> Forced return monitors independent and report to Agency and FRO (Article 28); forced return monitors and escorts with child protection profiles (Article 28 and 29)
> Use of force must comply with international and EU human rights law, as well as national law (Article 39)
- Complaints mechanism
> Officers wear visible numbers/ codes allowing individual identification (Article 39.4)
> Independence of the mechanism, involvement of competent bodies on national level, clear time periods and procedure, information about the procedure and support including for children, right to appeal decisions on admissibility, link to the civil and criminal process as well as disciplinary actions (Article 72)
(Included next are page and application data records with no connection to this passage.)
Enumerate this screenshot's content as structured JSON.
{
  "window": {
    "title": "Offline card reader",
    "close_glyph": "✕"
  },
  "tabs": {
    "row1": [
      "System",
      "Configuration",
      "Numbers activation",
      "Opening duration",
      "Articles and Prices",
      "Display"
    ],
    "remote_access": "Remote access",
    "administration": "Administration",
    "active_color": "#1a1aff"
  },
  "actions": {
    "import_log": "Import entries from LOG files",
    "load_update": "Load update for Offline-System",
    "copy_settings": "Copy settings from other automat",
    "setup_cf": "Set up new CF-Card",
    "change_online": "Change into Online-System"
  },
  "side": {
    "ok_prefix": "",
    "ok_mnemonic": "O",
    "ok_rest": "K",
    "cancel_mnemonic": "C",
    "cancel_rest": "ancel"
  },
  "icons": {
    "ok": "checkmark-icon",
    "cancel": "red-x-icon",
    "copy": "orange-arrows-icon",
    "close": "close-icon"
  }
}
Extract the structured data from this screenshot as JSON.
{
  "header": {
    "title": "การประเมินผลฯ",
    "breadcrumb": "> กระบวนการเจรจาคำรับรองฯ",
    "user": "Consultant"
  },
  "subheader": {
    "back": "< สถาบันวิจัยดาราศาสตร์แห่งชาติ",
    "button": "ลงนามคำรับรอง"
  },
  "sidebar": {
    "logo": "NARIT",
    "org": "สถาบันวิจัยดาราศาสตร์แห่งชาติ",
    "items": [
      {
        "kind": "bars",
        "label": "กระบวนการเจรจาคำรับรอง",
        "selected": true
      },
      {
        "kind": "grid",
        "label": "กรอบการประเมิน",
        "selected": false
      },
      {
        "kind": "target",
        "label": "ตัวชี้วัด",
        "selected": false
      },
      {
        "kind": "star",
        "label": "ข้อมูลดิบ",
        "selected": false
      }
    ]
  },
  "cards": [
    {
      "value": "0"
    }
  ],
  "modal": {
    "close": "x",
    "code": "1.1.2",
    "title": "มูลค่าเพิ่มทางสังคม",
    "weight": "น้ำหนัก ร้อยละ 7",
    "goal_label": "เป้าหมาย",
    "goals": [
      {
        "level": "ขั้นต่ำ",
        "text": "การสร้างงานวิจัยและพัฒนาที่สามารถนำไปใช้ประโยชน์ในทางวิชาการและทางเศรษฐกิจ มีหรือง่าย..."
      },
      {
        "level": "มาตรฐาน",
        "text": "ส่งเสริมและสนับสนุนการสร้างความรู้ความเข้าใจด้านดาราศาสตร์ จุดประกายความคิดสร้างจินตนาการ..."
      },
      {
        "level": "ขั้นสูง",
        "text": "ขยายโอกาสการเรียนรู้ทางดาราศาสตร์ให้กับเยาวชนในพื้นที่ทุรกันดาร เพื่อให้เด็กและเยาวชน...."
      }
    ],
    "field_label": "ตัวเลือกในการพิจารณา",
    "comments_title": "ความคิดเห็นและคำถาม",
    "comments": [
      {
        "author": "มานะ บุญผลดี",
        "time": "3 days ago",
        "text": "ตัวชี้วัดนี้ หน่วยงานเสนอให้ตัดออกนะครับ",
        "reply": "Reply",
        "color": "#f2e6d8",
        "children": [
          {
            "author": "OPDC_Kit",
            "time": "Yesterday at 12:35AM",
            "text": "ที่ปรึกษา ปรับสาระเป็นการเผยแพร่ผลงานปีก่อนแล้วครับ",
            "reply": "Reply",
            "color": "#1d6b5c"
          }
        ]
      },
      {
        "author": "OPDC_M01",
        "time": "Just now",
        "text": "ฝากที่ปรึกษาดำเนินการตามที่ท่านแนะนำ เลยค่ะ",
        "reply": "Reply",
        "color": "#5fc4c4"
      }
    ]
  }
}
- Fundamental rights structure in the Agency
> Shared responsibility – includes responsibility for fundamental rights (Article 5)
> Fundamental Rights Strategy – stronger HR references, includes monitoring mechanism (was in previous Frontex Regulation, but weak here) and complaints mechanism, reference back to fundamental rights assessment prior to operations and in operational plans (Article 33)
> Stronger requirement to consider recommendations of the Fundamental Rights Officer and Consultative Forum and transparency (Article 33.4)
> Liability of the Agency – more information on liability, remedies, and legal aid (Article 59), also considering expanded competences of guest officers (Article 39.9) and taking into account relevant jurisprudence on immunity (Article 58)
> Consultative Forum – ensure independence (Article 60, Article 70), access to information and resources (Article 70)
> Fundamental Rights Officer – ensure independence (Article 60), reporting to the Consultative Forum and resources (Article 71)
> Evaluation – should include fundamental rights and be for all operations (propose to move to Article 37) (Article 25)
- Search and rescue
> Should be part of integrated border management (Article 4) and the tasks of the Agency (Article 7)
> Should be coordinated by the Commission, involve FR and child protection experts, stronger on compliance with FR in all activities, including providing information on FR and procedures (under guidance of EASO and FRA) and referrals, providing for basic needs (Article 17)
- Cooperation with third countries
> Nature of cooperation with third countries well defined and be made public (Article 53)
Detailed amendments have not been included on data protection. PICUM strongly urges that the recommendations of the Data Protection Supervisor be followed. The purpose and type of data to be accessed and processed must be specified at all times.
Further, the proposal will have significant legal, practical and financial implications, and so should not be adopted without due consultation with relevant stakeholders and an impact assessment, including an evaluation of the efficacy of measures proposed and necessary fundamental rights safeguards.